__Data provided__.

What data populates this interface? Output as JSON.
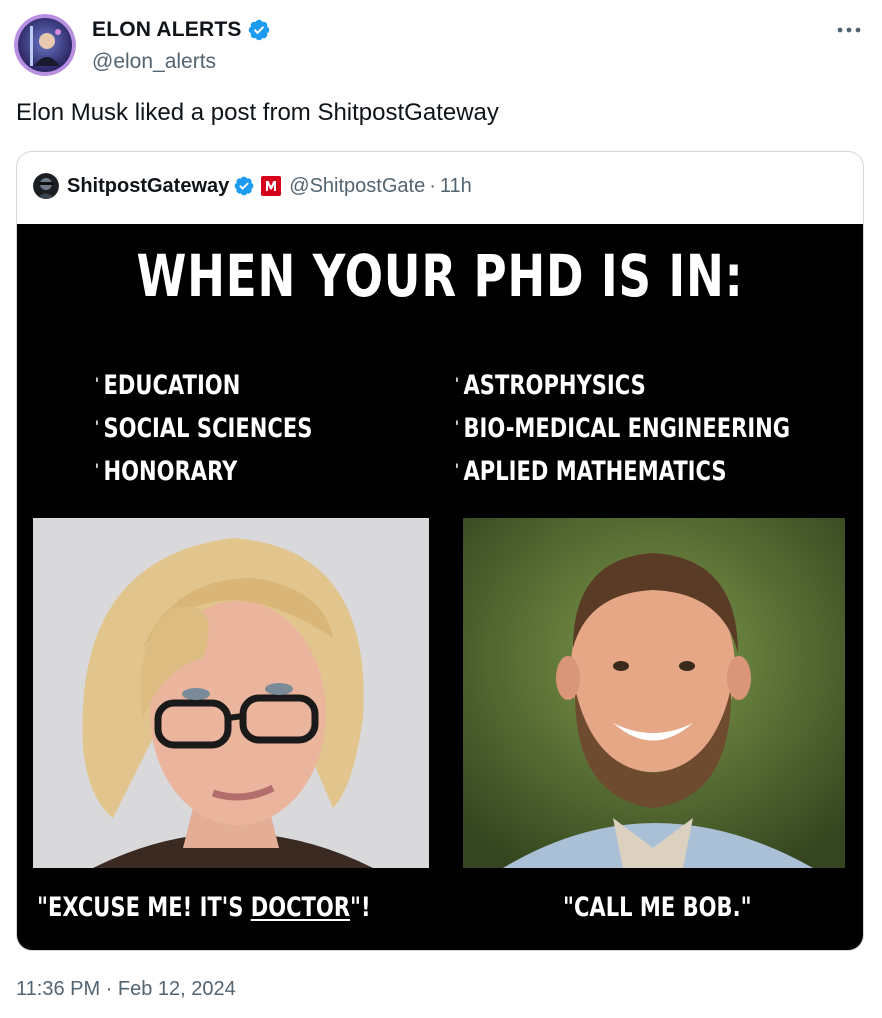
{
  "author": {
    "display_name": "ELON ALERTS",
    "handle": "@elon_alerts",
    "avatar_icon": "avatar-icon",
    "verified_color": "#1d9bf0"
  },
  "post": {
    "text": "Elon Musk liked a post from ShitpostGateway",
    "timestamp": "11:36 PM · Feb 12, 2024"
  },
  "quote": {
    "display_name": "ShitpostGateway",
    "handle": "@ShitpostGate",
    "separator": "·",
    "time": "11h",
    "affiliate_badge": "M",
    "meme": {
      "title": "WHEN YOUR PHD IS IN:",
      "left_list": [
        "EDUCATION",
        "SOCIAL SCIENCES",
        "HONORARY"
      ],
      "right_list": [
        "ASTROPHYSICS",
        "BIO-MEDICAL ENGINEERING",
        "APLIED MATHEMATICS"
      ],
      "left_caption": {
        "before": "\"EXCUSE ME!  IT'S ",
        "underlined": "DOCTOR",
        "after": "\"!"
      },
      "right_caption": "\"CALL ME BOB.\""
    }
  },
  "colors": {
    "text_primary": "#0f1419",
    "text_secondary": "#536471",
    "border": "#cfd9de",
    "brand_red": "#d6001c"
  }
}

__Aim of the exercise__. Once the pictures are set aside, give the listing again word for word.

__Reply to the task__.
What data populates this interface? Output as JSON.
{
  "author": {
    "display_name": "ELON ALERTS",
    "handle": "@elon_alerts",
    "avatar_icon": "avatar-icon",
    "verified_color": "#1d9bf0"
  },
  "post": {
    "text": "Elon Musk liked a post from ShitpostGateway",
    "timestamp": "11:36 PM · Feb 12, 2024"
  },
  "quote": {
    "display_name": "ShitpostGateway",
    "handle": "@ShitpostGate",
    "separator": "·",
    "time": "11h",
    "affiliate_badge": "M",
    "meme": {
      "title": "WHEN YOUR PHD IS IN:",
      "left_list": [
        "EDUCATION",
        "SOCIAL SCIENCES",
        "HONORARY"
      ],
      "right_list": [
        "ASTROPHYSICS",
        "BIO-MEDICAL ENGINEERING",
        "APLIED MATHEMATICS"
      ],
      "left_caption": {
        "before": "\"EXCUSE ME!  IT'S ",
        "underlined": "DOCTOR",
        "after": "\"!"
      },
      "right_caption": "\"CALL ME BOB.\""
    }
  },
  "colors": {
    "text_primary": "#0f1419",
    "text_secondary": "#536471",
    "border": "#cfd9de",
    "brand_red": "#d6001c"
  }
}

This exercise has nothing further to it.